Altogether there are seven investment teams within Investec Asset Management, all of which have been “built from scratch”. They are: Multi-Asset; 4factor Equities; Contrarian; Frontier; Commodities & Resources; Fixed Income & Currency; and South African Equities. Under the Oeic umbrella there are 31 funds, with notable “specialist” funds including Alastair Mundy’s £695m UK Special Situations portfolio, Philip Rodrigs’ £446m UK Smaller Companies fund, and Greg Kuhnert’s £121m Asia ex Japan mandate.
“Philip Rodrigs probably has the best record in the peer group over five years, and he has just been given the chance to run the UK Alpha fund – it was a natural stepping stone for him to take over [from Ken Hsia]. The Asia Ex Japan fund’s performance has also been fantastic. We are now having to manage flows, so we are not taking on institutional mandates or proactively marketing it to clients,” says Aird.
“Alastair Mundy is most famous for being a contrarian investor. He has run UK Special Situations as the named manager for over 10 years and the performance has been outstanding. The fund should be bigger, but there are bigger people ahead in the queue.”

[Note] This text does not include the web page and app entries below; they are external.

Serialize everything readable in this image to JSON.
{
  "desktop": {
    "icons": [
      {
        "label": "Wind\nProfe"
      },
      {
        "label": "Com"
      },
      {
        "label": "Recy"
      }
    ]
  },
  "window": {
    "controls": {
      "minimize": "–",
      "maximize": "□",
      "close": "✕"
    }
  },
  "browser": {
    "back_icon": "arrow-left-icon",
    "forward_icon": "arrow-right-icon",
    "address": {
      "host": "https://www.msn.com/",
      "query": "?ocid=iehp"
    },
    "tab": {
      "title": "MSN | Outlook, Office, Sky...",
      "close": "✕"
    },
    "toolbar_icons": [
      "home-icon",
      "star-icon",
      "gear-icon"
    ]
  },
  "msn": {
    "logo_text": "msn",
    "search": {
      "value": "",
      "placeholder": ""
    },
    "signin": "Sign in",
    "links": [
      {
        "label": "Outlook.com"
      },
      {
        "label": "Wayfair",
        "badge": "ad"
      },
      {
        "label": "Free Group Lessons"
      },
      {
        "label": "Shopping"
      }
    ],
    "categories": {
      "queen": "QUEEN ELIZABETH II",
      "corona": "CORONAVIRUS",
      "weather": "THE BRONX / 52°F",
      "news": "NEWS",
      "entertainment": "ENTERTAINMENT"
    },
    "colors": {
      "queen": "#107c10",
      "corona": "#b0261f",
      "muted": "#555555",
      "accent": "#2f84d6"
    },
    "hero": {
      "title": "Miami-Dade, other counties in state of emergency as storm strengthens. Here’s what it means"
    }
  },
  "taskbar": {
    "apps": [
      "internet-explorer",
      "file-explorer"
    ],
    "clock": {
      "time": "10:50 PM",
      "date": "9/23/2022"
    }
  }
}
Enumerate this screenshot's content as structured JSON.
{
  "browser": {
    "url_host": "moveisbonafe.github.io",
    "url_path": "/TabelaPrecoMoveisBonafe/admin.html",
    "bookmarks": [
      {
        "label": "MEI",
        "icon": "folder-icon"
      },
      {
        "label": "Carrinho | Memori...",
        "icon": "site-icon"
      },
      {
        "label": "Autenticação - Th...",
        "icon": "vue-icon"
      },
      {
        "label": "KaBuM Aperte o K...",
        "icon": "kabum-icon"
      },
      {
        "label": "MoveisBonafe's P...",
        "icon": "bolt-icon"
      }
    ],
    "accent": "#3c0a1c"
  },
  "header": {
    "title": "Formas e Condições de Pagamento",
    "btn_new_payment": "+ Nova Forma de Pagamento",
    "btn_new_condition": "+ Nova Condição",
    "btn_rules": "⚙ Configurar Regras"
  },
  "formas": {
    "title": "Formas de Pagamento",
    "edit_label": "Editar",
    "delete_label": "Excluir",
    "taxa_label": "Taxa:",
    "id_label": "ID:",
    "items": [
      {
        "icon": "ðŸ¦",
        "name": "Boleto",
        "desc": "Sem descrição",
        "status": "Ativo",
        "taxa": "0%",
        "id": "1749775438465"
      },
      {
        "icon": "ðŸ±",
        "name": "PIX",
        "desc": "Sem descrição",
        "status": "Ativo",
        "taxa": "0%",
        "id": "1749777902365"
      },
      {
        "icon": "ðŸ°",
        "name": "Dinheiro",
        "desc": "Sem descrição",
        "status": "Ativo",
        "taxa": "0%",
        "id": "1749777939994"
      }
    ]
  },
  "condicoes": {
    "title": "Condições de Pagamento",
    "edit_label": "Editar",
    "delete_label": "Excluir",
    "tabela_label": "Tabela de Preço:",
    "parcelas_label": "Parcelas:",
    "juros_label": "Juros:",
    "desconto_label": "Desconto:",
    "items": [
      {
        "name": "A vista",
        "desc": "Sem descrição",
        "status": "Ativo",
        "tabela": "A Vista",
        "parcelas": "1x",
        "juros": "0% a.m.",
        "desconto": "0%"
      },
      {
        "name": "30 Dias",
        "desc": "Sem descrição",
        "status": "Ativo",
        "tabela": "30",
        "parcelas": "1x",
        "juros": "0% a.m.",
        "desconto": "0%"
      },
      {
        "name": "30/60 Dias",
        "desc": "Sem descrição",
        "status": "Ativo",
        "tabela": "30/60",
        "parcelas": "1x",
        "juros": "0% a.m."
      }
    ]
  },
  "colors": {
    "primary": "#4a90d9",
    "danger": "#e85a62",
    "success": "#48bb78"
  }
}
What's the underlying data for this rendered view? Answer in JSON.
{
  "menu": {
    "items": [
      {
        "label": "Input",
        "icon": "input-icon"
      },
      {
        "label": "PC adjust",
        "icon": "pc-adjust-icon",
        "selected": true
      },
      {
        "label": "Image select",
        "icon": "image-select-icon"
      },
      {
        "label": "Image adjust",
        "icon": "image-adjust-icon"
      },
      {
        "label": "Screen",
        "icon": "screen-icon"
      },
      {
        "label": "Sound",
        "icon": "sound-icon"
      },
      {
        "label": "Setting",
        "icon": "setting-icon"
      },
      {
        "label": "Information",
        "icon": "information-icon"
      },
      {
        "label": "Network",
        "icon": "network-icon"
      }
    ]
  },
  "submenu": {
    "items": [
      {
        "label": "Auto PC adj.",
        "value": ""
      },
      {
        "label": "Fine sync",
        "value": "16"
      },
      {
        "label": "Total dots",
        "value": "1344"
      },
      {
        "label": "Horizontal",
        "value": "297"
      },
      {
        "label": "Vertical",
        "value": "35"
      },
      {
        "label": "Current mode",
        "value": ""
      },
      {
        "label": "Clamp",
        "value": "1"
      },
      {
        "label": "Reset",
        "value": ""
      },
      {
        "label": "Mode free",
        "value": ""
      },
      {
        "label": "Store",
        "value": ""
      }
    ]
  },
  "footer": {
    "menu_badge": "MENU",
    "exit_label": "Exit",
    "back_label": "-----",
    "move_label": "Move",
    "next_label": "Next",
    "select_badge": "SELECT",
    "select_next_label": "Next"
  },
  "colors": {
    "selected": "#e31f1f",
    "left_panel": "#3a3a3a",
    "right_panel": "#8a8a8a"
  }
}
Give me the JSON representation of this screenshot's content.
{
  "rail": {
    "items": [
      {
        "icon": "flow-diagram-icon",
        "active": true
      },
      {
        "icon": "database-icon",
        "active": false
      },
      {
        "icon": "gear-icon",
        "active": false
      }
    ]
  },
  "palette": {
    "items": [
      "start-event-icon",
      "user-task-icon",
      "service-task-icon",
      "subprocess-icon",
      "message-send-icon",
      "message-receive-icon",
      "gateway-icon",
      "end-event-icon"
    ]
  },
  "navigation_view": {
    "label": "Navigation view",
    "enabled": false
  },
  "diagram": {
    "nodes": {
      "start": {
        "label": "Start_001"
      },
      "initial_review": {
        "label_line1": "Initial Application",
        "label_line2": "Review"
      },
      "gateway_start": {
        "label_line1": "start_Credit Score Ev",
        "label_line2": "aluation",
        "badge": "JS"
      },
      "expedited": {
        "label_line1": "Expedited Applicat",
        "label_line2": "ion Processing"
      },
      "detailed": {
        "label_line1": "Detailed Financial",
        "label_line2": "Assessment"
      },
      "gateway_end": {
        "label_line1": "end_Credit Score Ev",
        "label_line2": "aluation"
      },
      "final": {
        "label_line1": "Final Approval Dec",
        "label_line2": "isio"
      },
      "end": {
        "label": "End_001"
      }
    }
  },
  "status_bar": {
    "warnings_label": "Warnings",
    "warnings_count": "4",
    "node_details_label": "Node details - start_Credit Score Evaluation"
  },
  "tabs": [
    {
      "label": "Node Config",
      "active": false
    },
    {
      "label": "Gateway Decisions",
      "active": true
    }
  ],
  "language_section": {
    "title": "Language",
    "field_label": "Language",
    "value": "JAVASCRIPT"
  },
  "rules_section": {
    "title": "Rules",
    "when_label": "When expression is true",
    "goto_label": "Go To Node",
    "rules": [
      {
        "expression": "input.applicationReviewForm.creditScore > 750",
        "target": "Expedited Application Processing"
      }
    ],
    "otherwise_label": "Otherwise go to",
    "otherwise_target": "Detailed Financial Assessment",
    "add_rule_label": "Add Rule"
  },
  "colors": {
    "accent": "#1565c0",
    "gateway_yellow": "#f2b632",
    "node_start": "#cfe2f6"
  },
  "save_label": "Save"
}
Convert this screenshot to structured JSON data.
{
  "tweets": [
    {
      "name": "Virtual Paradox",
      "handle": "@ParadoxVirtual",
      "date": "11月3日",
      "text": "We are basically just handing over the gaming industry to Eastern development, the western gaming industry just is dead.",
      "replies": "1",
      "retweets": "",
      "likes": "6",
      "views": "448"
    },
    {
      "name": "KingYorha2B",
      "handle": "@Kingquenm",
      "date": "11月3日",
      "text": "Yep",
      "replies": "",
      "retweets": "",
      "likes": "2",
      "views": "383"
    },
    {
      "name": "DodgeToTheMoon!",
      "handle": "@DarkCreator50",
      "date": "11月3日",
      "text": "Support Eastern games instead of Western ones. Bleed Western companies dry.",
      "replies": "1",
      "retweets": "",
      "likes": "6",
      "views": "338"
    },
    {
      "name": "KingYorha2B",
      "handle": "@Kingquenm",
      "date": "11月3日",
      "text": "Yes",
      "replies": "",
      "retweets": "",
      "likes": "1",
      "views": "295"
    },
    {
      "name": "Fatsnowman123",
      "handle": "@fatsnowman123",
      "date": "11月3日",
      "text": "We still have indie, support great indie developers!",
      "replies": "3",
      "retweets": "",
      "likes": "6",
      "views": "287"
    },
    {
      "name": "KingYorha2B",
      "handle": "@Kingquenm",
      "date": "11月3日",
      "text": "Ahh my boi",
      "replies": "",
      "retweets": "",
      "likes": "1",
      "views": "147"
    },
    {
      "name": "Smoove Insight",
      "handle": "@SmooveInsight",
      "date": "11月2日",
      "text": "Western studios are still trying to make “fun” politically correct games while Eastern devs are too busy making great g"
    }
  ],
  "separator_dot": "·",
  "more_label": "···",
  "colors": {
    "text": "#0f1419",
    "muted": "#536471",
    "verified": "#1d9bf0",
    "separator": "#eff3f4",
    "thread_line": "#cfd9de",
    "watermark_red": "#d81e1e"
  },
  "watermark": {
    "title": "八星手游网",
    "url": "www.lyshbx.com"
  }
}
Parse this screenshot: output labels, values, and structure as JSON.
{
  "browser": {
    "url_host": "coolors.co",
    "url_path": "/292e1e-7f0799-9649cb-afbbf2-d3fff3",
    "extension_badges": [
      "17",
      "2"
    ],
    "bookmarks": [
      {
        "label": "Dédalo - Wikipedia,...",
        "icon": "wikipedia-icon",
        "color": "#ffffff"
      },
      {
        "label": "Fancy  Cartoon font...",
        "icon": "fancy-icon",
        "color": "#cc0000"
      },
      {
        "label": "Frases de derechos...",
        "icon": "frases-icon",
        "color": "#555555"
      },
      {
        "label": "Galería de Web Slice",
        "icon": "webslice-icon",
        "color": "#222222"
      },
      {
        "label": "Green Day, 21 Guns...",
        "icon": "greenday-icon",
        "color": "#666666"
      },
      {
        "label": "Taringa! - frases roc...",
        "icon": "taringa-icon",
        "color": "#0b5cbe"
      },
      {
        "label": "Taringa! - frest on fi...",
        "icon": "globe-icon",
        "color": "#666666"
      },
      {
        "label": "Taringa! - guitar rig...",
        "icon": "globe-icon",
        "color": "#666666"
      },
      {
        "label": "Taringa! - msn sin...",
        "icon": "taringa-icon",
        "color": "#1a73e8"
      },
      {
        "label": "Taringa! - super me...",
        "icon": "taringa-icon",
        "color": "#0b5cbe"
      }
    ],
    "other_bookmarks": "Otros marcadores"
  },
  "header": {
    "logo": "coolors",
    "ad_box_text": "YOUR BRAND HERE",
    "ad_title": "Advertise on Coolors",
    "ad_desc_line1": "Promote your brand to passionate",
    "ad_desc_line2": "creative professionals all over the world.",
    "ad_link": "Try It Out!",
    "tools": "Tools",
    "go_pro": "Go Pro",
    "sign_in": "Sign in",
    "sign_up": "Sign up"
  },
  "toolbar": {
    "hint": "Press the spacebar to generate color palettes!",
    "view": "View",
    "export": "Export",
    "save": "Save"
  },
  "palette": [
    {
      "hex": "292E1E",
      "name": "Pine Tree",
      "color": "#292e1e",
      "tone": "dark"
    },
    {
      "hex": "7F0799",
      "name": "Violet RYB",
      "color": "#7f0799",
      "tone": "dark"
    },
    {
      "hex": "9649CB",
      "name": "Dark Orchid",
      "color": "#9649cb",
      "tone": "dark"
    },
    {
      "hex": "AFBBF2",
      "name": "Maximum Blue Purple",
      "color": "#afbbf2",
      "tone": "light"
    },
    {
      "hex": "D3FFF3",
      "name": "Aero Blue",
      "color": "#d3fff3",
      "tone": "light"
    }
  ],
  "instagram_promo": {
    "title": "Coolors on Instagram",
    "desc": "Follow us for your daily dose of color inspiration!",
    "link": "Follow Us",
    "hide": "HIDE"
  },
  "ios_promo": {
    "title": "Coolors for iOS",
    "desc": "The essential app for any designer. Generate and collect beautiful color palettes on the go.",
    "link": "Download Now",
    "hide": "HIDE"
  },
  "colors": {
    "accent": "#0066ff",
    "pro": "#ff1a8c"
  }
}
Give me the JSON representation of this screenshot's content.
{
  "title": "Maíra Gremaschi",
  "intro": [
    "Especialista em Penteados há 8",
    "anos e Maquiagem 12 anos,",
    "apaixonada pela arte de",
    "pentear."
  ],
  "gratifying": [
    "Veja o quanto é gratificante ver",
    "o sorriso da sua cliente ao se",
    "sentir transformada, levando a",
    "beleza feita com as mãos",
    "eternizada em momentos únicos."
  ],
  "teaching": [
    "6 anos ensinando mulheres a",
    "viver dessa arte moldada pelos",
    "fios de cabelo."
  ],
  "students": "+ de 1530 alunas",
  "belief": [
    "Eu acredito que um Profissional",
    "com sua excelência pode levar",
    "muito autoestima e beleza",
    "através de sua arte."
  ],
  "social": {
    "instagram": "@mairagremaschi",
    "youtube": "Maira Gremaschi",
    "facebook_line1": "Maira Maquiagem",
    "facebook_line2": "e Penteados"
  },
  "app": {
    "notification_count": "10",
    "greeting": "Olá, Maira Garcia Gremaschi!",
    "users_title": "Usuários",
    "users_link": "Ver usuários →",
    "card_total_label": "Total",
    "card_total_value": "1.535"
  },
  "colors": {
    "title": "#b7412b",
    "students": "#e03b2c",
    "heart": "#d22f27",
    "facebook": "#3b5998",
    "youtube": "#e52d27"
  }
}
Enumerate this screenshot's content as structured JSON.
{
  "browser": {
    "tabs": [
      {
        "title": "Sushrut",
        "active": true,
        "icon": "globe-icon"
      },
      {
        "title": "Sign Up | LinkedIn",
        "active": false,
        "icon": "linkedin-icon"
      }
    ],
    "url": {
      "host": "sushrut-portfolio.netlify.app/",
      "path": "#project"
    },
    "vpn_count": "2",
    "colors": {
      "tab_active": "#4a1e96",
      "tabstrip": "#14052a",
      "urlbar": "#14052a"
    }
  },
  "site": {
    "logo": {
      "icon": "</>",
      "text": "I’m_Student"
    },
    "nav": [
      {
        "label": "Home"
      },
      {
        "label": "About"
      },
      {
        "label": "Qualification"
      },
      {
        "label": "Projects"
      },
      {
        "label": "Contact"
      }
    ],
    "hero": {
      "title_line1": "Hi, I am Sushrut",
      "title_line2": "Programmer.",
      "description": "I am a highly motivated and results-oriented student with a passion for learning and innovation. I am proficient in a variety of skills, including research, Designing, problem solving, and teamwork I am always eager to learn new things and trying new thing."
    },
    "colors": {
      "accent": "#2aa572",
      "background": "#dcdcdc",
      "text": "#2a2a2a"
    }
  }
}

It is Mundy who frequently crops up on fund selectors’ lists. Ben Seager-Scott, senior research analyst at Bestinvest, says: “The firm offers a reasonably broad range of investment products but is probably best known for some of its specialist offerings. One of its better-known managers, Alastair Mundy, is renowned for his highly contrarian style, looking to benefit from unloved companies that have serious turnaround potential – he can often be found in meetings and at conferences talking about picking (metaphorical) fights with old ladies.”
Martin Bamford, managing director as Informed Choice, concurs: “We have recommended [Investec] in the past for their Cautious Managed fund, run by Alastair Mundy who is well known for his contrarian style of investing. Their Global Gold fund has also performed well relative to other commodities funds, offering investors an indirect way to access the price of precious metals.”
Cazenove duo Marcus Brookes and Robin McDonald are long-term investors in Mundy’s UK Special Situations fund. “We have been in this fund for many years as we like Alastair’s value contrarian approach. Back in 2009 when everyone was too fearful he was adding risk via very cheap stocks that were already priced for bankruptcy, yet would survive due to strong management teams and a moderating backdrop.”
The total assets in Investec’s UK Oeic amount to £9.5bn, which places it in 23rd place for assets under management.
“When we started out in the UK in 1998 we had total assets of £280m; at the end of July the UK Oeic was £9.5bn. If we strip out those asset managers which are not independent, such as those which are connected to a bank or a life company, we are the 11th largest,” Aird says.
“It is our long -term goal to be in the top 10,” Aird adds. “In the next two years we can comfortably get in.”